The loss that affected me most deeply was Tim. He died on December 30.  Tim was my assistant in the operating room but more than anything Tim was my friend. He was a very, very dear friend…one of my closest friends. We had a bond many didn’t understand but was so effortless to us. His girlfriend, who I love, told me after we lost him that I was like the other woman and she was OK with that. That may not sound like a compliment but it meant so much to me. Tim is survived by his three children that I love. I love his mother. I love his girlfriend. I am really struggling to find the message here. He was Buddhist and I have learned a lot about Buddhism since his passing. Much of what I have learned is soothing in a time of loss. His loss has brought me closer to those that also loved him; I have spent more time with his mother and children than I had while I had him here. I confess I am struggling to learn the message regarding Tim’s loss. I confess there are many days that I reject reality and believe I will talk to him tomorrow. I am searching.

The fourth loss was Grady. Have you ever met someone later in life that you instantly like so much that you are excited about learning more about them in the future…someone so talented, interesting that their dress, style mesmerizes you. Grady was an artist, a musician. He was truly one of the coolest dudes I have ever met and there is just no other way to sum it up. He had been a high school friend of Jeff’s and I had just had the privilege of meeting him and his wife in November. Jeff has a shirt that Grady admired…his wife Lisa had reached out to me to learn where we bought it and Grady had found one. Lisa said it was his favorite shirt. The message from his loss is to cultivate your funky, your fun…your art. Make a presence that will endure when you are no longer here to create. I will never forget Grady and I just had the smallest glimpse into his greatness. Cheers to you, Grady…thank you for the honor of your company and the privilege of being able to say I knew you.

This is not an uplifting blog. Many have probably stopped reading already and opted to clip their toenails or take out the garbage because that is more exciting. My office has mentioned to me many times that I need to write. They have suggested many topics that are relevant to my practice that might be helpful or interesting. But I feel I must explain my absence before I move on to levity and education and beauty and all things pretty. Loss is part of life and I know that. How can you appreciate happy if you have never known sad?

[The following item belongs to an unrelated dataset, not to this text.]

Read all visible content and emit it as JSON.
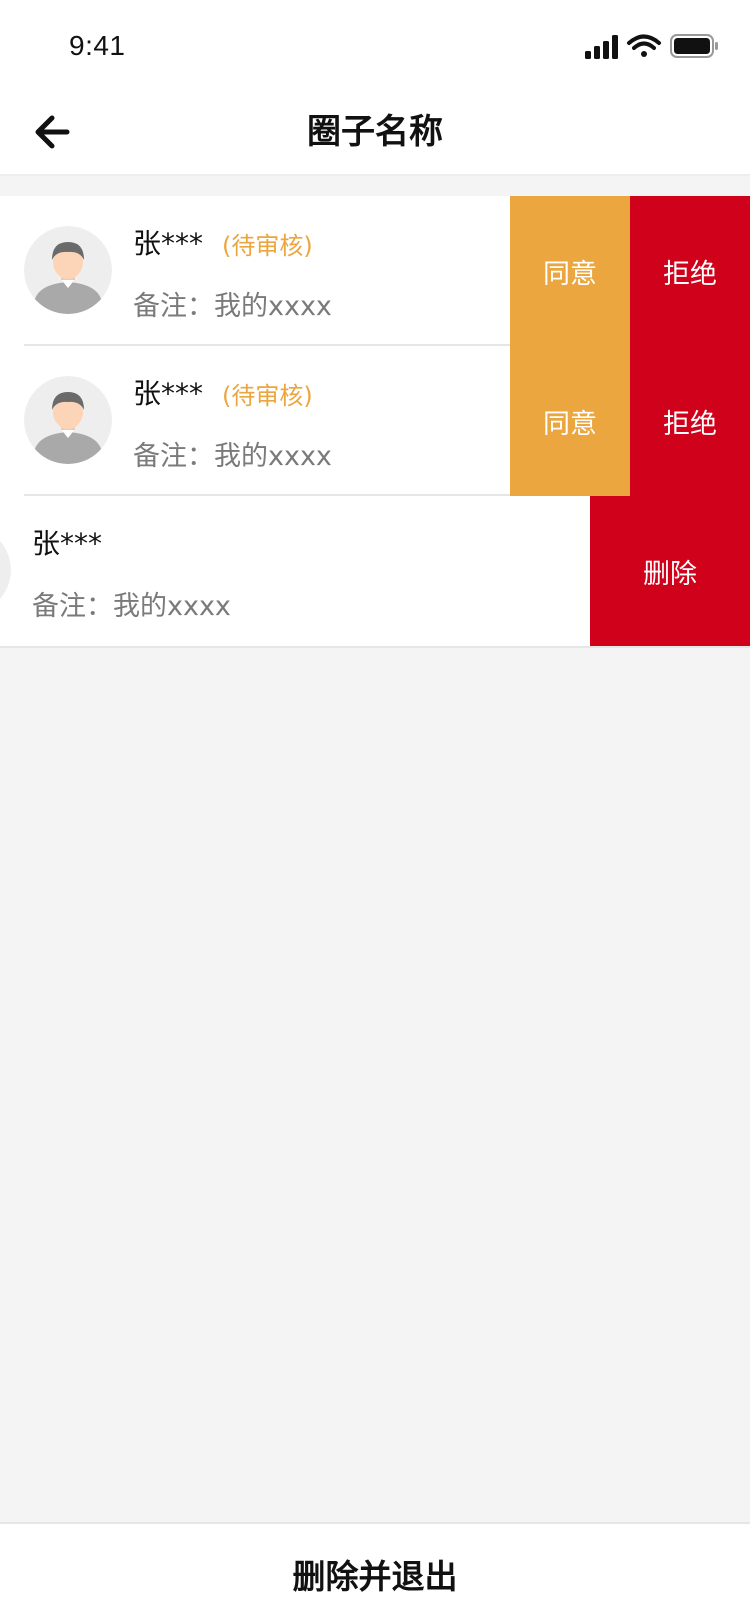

It would be impossible.

I am still trying to process my world without these four in it. As is reality, some of the losses are much harder to endure on a day to day basis than others. I will take this from each of them:

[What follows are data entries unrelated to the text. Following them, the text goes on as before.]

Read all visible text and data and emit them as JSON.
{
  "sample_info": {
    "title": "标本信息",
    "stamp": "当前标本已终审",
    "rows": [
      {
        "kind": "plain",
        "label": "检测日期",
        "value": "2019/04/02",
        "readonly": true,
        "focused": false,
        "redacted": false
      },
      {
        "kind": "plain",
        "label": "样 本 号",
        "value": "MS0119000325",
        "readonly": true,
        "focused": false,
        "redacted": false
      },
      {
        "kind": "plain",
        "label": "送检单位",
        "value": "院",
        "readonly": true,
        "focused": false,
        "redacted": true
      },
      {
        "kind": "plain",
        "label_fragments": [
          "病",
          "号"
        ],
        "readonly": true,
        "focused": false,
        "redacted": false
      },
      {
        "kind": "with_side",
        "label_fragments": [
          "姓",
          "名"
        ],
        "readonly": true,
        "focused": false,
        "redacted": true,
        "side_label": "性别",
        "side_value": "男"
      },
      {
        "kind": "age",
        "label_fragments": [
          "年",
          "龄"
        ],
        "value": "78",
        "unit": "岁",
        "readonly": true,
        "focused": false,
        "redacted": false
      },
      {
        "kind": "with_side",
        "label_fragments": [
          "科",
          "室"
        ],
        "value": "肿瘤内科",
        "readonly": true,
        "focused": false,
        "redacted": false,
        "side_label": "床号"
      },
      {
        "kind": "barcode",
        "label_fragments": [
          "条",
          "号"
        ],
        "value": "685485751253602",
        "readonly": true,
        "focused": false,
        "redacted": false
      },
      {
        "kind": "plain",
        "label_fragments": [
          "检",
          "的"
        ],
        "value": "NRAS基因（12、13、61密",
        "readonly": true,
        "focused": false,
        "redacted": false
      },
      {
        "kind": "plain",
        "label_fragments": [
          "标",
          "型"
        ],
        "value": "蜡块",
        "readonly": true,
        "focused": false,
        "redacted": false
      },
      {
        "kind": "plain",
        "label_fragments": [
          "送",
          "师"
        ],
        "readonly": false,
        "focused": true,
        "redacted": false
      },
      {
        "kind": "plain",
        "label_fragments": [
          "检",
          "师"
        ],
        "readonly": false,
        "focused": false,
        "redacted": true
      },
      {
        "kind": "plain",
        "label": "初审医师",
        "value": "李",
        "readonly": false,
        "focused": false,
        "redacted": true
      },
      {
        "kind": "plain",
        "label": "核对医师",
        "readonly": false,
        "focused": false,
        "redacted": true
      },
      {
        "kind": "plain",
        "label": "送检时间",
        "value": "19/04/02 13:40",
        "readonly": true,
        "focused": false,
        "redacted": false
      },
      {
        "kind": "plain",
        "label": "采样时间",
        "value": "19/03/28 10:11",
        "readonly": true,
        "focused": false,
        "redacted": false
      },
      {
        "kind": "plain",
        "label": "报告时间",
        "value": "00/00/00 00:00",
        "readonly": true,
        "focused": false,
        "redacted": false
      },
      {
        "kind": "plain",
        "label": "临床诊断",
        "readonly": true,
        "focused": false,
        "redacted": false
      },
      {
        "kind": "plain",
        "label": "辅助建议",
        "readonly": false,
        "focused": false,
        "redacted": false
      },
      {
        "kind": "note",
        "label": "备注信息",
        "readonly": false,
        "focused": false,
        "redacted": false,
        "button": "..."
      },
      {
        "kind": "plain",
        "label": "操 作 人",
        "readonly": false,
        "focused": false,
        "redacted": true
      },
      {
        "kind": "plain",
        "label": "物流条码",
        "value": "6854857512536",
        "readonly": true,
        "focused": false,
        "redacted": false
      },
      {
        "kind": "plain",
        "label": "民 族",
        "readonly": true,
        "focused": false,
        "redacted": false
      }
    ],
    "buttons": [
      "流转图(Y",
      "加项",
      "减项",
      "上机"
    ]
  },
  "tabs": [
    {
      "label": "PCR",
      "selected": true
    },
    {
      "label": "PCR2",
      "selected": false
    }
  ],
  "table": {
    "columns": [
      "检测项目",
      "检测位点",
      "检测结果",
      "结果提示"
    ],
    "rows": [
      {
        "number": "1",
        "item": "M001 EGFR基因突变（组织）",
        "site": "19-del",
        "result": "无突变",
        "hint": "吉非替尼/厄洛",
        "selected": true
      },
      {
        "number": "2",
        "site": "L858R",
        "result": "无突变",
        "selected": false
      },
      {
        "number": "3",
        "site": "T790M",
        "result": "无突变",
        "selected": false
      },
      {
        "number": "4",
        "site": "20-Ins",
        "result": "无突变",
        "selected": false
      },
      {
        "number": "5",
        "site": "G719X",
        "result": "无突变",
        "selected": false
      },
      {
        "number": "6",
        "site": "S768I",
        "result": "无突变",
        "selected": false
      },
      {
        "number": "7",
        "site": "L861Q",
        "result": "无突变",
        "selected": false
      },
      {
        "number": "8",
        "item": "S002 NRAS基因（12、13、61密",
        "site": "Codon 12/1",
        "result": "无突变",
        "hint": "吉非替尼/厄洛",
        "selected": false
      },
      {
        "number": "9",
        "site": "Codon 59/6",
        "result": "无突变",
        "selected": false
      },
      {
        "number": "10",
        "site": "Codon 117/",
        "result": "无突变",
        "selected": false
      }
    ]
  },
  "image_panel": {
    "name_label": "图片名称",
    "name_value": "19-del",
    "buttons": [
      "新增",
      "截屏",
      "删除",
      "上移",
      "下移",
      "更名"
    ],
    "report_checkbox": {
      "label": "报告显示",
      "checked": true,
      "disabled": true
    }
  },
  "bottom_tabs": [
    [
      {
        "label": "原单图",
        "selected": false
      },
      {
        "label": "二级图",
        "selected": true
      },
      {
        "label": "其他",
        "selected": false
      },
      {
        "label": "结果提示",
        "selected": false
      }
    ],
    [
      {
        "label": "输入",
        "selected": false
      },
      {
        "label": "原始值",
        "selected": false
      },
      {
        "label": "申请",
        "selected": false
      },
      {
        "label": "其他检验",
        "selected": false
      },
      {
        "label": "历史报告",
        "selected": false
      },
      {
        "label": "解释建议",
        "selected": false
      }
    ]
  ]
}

Live large and embrace every opportunity you are granted, as there is no guarantee of tomorrow.

Do not let the sun set on absence or regret or apology…if it crosses your mind, do it: because you may not get another chance.

Cultivate your art, your story…make your world a place that others thrive in and want to visit.

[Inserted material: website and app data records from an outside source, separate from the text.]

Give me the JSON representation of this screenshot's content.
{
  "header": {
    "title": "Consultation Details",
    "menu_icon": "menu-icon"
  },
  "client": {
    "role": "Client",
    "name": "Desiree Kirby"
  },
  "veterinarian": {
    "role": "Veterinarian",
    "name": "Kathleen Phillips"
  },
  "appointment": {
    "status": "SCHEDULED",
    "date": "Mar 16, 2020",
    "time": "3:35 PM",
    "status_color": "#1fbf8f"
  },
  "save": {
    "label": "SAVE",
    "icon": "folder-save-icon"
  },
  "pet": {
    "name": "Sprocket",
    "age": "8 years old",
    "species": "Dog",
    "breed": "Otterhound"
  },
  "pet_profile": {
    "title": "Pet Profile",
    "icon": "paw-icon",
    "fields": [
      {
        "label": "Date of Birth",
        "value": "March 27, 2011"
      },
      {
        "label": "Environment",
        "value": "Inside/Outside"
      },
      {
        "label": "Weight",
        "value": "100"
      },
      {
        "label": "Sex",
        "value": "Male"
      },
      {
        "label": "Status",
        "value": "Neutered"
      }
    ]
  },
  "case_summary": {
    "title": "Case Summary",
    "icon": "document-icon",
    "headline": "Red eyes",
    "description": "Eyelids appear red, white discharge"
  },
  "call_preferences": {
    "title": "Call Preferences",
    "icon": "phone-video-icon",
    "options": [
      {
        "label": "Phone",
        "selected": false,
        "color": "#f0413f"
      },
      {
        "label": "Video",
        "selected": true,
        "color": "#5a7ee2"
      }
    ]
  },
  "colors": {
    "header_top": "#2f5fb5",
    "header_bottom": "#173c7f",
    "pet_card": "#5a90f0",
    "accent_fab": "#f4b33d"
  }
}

Regarding my Timmy…I am still searching, my friend. I was so blessed to have the friendship that we shared. The lessons with your loss are complicated and painful. I choose just to love you and believe that the meaning in your reality will come to me in time. I will never again operate without you over my shoulder and in my heart and mind.

How did champagne sneak into the story? Because I started this writing during the holidays and that’s champagne’s time to shine. If you know me you know I love champagne…any time is the right time. It is festive and happy. Over the course of this past December, many glasses were raised. I celebrate you, friends and loved ones, and raise my glass to you. Cheers! Now for heaven’s sake send me an idea to write about that will generate giggles and smiles and hopefully hordes of people running to the office to book surgery. Which brings us to my beloved mother’s favorite toast…

Here’s up to it!


Emily MclaughlinComment